* EXERCISE REQUIREMENTS *
Return every line in the entries below where the word "position" shows up.

* DATA SHOWN *
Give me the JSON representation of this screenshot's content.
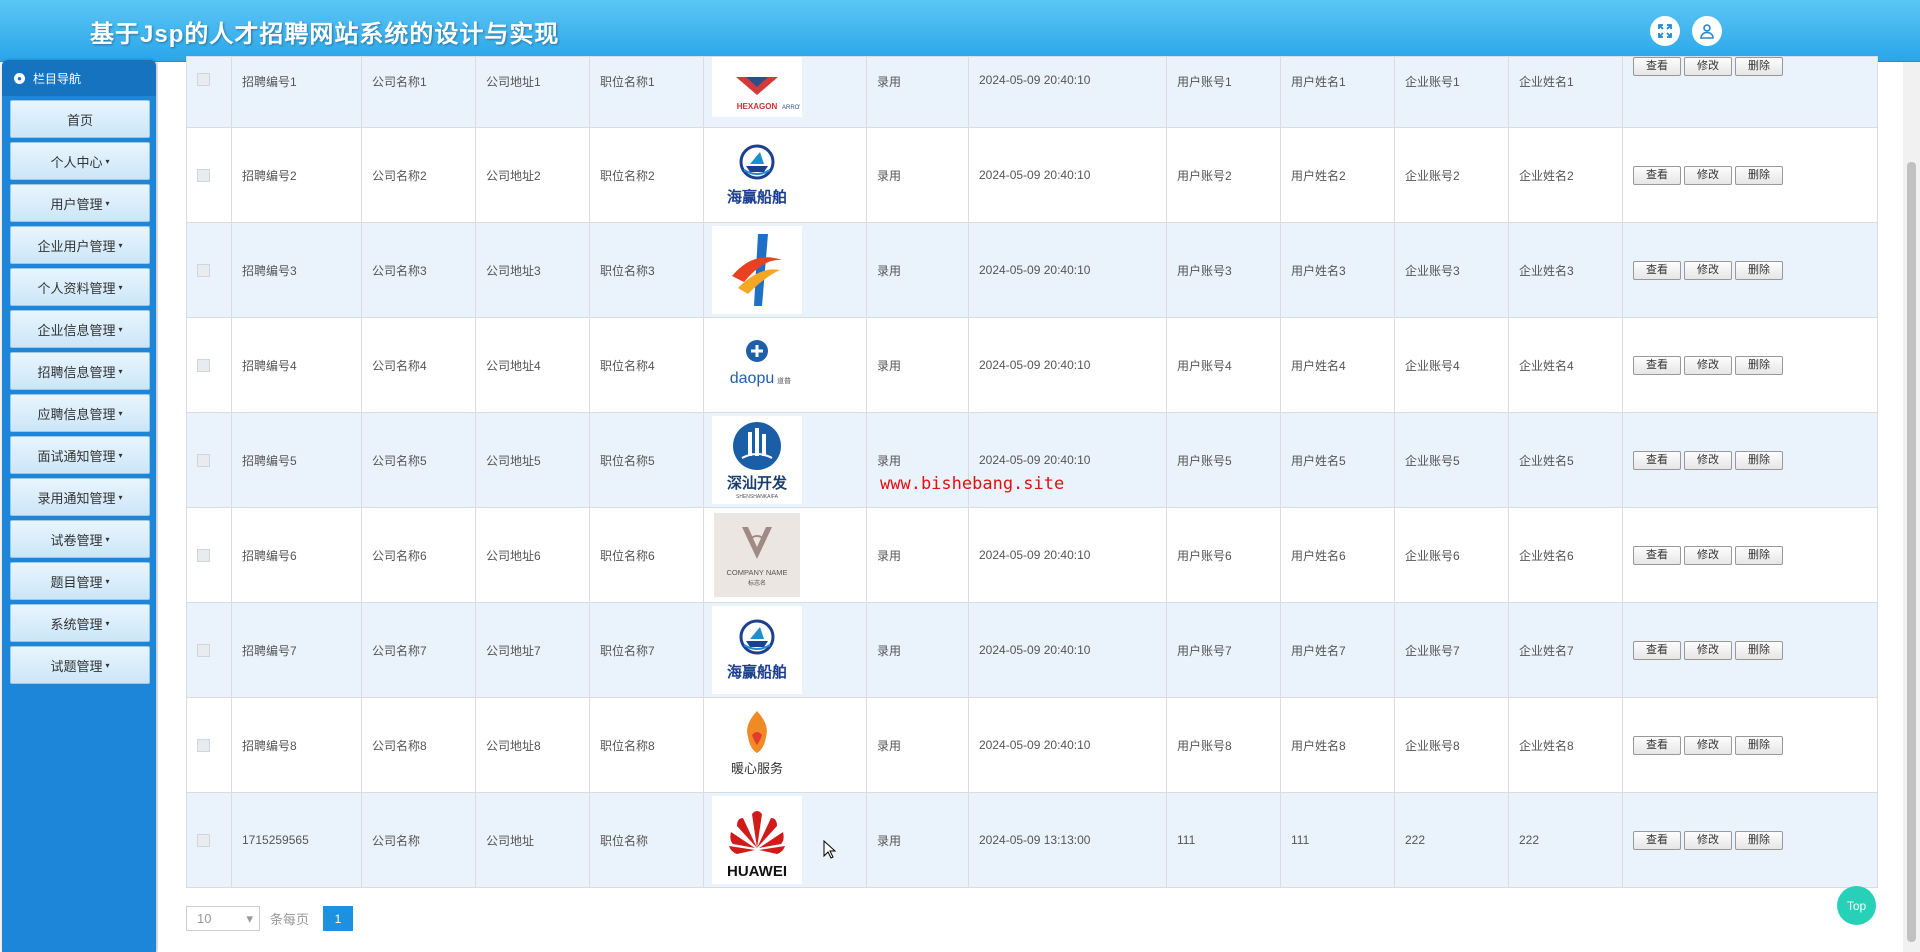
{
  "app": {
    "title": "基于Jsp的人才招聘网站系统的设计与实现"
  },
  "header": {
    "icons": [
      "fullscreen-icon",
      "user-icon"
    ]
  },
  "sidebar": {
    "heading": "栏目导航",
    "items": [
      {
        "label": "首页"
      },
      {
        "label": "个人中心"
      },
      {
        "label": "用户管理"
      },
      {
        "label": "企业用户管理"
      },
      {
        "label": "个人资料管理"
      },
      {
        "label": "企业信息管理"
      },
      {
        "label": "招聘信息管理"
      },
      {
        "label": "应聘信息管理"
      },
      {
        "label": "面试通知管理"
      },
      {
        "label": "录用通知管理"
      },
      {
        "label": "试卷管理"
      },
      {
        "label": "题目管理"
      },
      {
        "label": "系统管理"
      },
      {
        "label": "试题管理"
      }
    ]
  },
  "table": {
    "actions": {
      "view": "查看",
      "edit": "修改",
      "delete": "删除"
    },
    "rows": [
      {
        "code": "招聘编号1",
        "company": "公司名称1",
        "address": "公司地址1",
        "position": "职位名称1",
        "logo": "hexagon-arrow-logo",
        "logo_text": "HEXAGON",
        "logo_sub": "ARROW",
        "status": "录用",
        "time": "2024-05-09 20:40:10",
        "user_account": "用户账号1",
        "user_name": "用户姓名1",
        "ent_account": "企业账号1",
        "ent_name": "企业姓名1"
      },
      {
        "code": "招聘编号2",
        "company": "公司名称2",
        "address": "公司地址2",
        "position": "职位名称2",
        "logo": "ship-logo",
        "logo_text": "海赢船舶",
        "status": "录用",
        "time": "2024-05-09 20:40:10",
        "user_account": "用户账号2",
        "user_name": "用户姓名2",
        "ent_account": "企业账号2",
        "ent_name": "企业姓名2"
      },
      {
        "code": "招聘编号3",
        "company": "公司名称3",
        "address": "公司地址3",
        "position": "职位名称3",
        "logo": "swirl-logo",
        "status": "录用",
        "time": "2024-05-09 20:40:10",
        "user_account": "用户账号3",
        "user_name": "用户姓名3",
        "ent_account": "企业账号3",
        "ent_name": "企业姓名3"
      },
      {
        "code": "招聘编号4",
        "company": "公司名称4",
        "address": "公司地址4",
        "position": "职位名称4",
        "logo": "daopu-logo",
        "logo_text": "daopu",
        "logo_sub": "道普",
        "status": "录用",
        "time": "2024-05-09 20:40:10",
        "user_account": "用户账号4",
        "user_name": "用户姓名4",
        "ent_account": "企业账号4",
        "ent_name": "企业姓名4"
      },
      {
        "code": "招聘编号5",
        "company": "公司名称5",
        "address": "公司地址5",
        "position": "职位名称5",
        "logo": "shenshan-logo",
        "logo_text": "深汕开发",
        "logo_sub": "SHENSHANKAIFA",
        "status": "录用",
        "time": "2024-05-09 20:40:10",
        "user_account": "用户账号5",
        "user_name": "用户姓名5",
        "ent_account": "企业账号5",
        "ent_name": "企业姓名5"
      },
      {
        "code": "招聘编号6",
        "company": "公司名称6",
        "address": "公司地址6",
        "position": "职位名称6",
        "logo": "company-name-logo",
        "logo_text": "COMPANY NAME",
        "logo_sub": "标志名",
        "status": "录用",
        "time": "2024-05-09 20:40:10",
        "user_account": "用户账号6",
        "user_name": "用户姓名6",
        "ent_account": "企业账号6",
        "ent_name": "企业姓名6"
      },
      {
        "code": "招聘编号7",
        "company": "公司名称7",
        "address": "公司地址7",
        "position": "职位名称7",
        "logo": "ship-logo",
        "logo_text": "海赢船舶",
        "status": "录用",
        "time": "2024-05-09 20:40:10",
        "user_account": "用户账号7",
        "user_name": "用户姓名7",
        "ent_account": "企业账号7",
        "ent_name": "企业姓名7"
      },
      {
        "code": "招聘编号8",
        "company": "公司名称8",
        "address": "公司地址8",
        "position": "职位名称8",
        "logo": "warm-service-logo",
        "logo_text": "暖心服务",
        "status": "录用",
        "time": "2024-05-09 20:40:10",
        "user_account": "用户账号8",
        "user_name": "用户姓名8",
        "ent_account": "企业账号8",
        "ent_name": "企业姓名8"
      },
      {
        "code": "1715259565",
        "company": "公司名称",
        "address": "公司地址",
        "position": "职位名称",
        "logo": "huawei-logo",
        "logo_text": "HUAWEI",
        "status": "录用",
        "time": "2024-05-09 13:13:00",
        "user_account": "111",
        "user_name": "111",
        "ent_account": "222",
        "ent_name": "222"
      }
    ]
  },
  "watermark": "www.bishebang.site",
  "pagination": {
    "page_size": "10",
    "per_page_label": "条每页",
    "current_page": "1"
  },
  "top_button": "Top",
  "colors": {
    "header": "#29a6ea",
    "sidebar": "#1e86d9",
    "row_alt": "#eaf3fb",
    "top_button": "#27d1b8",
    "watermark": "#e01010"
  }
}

* RESPONSE TO THE TASK *
        "position": "职位名称1",
        "position": "职位名称2",
        "position": "职位名称3",
        "position": "职位名称4",
        "position": "职位名称5",
        "position": "职位名称6",
        "position": "职位名称7",
        "position": "职位名称8",
        "position": "职位名称",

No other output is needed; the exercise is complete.